Richard Dix is Earl Conrad, a businessman who is bereft at the death of his wife, washed out to sea after a boating accident. It's been a couple of years since then, and he's lost all of his friends, who suspect that he in fact killed his wife. Tired of living life this way, and apparently squeamish about suicide, he puts out a contract on his own life. He works with an intermediary, so he doesn't know the identity of the killer, but his outlook on life gets much brighter once the deal is made. He's made his choice and is prepared for death.
But soon after he puts out the contract, he gets word that his wife is still alive, and has been a prisoner of the Japanese these last two years. She's set to be transferred home very soon. Now that he has a reason to live again, he tries to cancel the contract. But the intermediary has been killed by the police in an unrelated incident. He's being stalked by a killer, and now he doesn't want to die. What is he to do?
This is a nice little setup, and director William Castle executes the plot well, keeping the action always moving while still taking the time to define the characters, not just of Conrad, but also his faithful secretary Alice (Gloria Stuart), who also happens to be smitten with him, and the Killer (J. Carrol Naish), who is more than just a paint by numbers heavy. The film is barely an hour long, but has a number of twists and turns, plenty to keep the interest engaged. The performances are quite good, in particular Naish as the philosophical and oddly mannered contract killer. This isn't super deep or thoughtful filmmaking, but it certainly is fun. This was the first of a series of Whistler films, and I'll probably be on the lookout for the rest. Recommended.
The image is 4:3 standard black and white, and actually looks very good. There is little to no lens dirt or film scratches, the blacks are rich and deep and the greys subtle. This is a very nice looking film for 1944.
Audio is Dolby digital 2 channel, and does the job but is nothing special. No hiss or other problem can be heard, and the dialogue is always audible. No subtitles or alternate language tracks are included.
Sadly, no extras are included.

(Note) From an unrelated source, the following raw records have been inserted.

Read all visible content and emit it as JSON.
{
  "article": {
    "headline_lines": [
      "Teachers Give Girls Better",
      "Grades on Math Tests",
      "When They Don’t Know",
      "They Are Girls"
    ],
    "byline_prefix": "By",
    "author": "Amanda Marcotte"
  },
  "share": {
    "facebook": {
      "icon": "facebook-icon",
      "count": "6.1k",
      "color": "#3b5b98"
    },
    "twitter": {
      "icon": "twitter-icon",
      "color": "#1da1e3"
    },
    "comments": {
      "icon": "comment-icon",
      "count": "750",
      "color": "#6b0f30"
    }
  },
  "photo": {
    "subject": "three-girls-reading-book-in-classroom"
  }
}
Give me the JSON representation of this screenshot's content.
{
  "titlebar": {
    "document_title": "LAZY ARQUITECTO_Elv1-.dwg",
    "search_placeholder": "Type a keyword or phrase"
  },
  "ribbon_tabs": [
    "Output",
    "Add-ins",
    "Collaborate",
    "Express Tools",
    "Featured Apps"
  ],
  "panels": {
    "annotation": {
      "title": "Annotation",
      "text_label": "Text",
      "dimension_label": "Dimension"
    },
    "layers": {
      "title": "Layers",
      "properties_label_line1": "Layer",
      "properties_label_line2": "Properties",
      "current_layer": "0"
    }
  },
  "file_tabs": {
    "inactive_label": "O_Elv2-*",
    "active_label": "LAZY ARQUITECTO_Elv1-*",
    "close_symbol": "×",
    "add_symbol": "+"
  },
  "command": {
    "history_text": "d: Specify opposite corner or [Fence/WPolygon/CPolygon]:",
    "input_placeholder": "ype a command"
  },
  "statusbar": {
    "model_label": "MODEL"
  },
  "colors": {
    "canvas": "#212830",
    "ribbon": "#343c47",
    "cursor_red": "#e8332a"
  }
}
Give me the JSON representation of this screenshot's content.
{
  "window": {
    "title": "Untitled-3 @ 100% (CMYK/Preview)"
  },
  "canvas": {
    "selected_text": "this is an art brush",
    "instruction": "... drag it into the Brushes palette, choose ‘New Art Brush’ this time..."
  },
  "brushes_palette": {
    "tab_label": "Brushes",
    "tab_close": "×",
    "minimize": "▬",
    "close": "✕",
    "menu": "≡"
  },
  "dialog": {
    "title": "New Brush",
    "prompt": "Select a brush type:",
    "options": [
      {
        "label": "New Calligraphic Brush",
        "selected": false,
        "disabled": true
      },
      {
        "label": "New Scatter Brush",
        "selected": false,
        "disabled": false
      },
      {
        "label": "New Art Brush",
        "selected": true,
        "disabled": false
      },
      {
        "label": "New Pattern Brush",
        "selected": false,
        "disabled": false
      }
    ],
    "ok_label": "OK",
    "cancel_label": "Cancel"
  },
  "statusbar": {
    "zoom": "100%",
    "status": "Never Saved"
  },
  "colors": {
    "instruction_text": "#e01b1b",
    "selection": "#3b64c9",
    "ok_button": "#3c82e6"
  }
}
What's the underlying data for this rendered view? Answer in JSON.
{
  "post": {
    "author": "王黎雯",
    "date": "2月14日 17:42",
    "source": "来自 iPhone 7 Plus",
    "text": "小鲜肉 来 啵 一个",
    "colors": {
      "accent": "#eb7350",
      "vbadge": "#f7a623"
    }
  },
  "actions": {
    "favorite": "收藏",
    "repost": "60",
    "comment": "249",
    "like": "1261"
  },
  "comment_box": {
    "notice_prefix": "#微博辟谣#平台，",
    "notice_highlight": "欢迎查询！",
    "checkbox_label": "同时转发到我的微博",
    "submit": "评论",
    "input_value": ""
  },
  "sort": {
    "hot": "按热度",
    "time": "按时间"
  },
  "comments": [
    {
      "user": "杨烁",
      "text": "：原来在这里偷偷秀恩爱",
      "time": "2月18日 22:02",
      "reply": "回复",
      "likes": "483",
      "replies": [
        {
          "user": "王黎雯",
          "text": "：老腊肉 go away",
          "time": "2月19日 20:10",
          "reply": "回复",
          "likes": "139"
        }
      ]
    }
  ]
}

The Whistler is a pretty standard noir storyline, and so in a way nothing special. But it is also very well executed with tight, focused performances and a lively spirit. If you're not looking for high drama, it's worth checking out.